There was one last garbled "hello," then presumably electrical failure cut off communications.
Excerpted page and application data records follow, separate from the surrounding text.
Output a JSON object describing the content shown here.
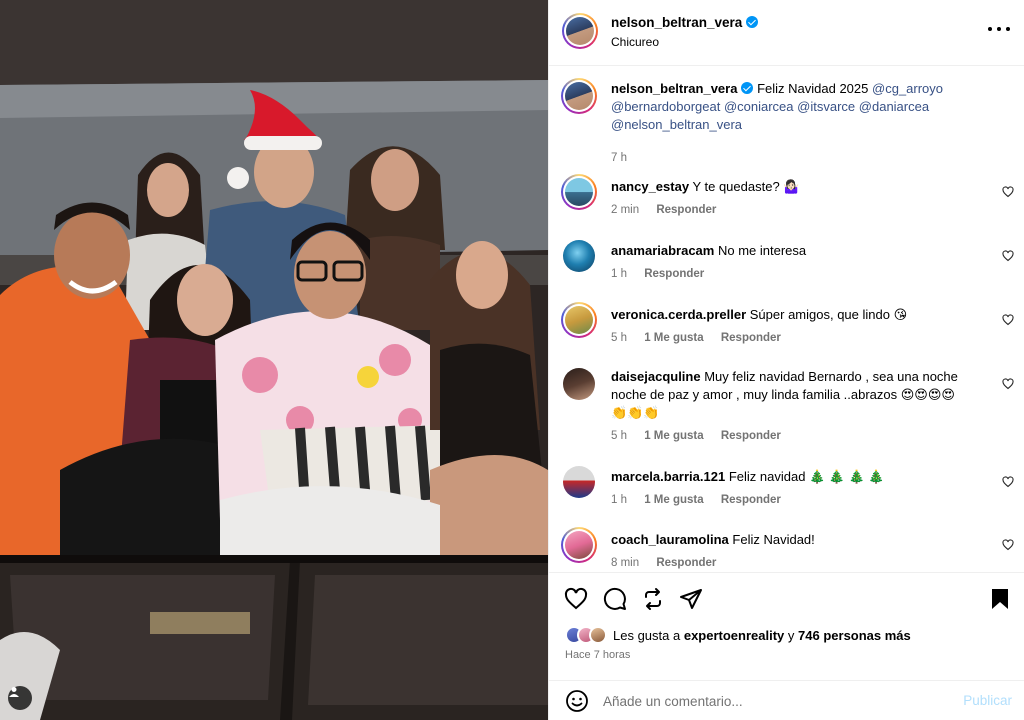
{
  "header": {
    "username": "nelson_beltran_vera",
    "location": "Chicureo"
  },
  "caption": {
    "username": "nelson_beltran_vera",
    "text": "Feliz Navidad 2025",
    "mentions": [
      "@cg_arroyo",
      "@bernardoborgeat",
      "@coniarcea",
      "@itsvarce",
      "@daniarcea",
      "@nelson_beltran_vera"
    ],
    "time": "7 h"
  },
  "comments": [
    {
      "username": "nancy_estay",
      "text": "Y te quedaste? 🤷🏻‍♀️",
      "time": "2 min",
      "likes": "",
      "reply": "Responder"
    },
    {
      "username": "anamariabracam",
      "text": "No me interesa",
      "time": "1 h",
      "likes": "",
      "reply": "Responder"
    },
    {
      "username": "veronica.cerda.preller",
      "text": "Súper amigos, que lindo 😘",
      "time": "5 h",
      "likes": "1 Me gusta",
      "reply": "Responder"
    },
    {
      "username": "daisejacquline",
      "text": "Muy feliz navidad Bernardo , sea una noche noche de paz y amor , muy linda familia ..abrazos 😍😍😍😍 👏👏👏",
      "time": "5 h",
      "likes": "1 Me gusta",
      "reply": "Responder"
    },
    {
      "username": "marcela.barria.121",
      "text": "Feliz navidad 🎄 🎄 🎄 🎄",
      "time": "1 h",
      "likes": "1 Me gusta",
      "reply": "Responder"
    },
    {
      "username": "coach_lauramolina",
      "text": "Feliz Navidad!",
      "time": "8 min",
      "likes": "",
      "reply": "Responder"
    }
  ],
  "likes": {
    "prefix": "Les gusta a",
    "user": "expertoenreality",
    "connector": "y",
    "others": "746 personas más"
  },
  "posted": "Hace 7 horas",
  "add_comment": {
    "placeholder": "Añade un comentario...",
    "post_label": "Publicar"
  },
  "icons": {
    "more": "more-horizontal-icon",
    "like": "heart-icon",
    "comment": "comment-icon",
    "share": "repost-icon",
    "send": "send-icon",
    "save": "bookmark-icon",
    "emoji": "emoji-icon",
    "tag": "user-tag-icon"
  },
  "colors": {
    "accent": "#0095f6",
    "mention": "#385185",
    "muted": "#737373",
    "post_disabled": "#b2dffc"
  }
}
About six minutes after the last transmission, everyone was dead.
The MD-11 aircraft left New York for Geneva on Sept. 2, 1998.
The aircraft smashed into the dark water off Peggy's Cove at 10:31 p.m. Atlantic Time at an estimated 550 kilometres an hour, killing everyone onboard and shattering the plane into literally millions of tiny fragments.
The impact of the jet hitting the water made seismographic needles in Moncton and Halifax flutter as if an earthquake had struck.
Vic Gerden, chief investigator into the crash, said families of the victims have not yet heard the audio although they were briefed extensively at the time of the disaster.
"I don't recall them having the opportunity to listen to the tapes,'' Gerden, who retired last year, told the Canadian Press from Winnipeg.
Some family member predicted the tapes would be hard to hear, even after so many years.
"These things bring an event back to people, the family members, who've put a lot of time and distance between the crash ... and their losses,'' Miles Gerety, who lost his brother Pierce in the crash, told the Canadian Press from his home in Redding, Conn. "I think it would be hard to hear.''
After the crash, the Transportation Safety Board refused to release the ATC audio, saying it contained personal information.
John Reid, then Canada's information commissioner, initially supported the refusal. "In my view, the voices, along with the tonal and emotive characteristics, constitute personal information of three air traffic controllers and the two pilots,'' he ruled in 1999.
Reid eventually reversed on his decision after he received complaints about the board's refusal to release audio from four other air disasters.
He fought the board and Nav Canada all the way to the Supreme Court, which eventually ruled the transmissions should be released to the public.
The ruling brings Canada in line with countries that have allowed ATC recordings to be available for years.
*If anyone wants teh transcripts you should get in touch with me directly.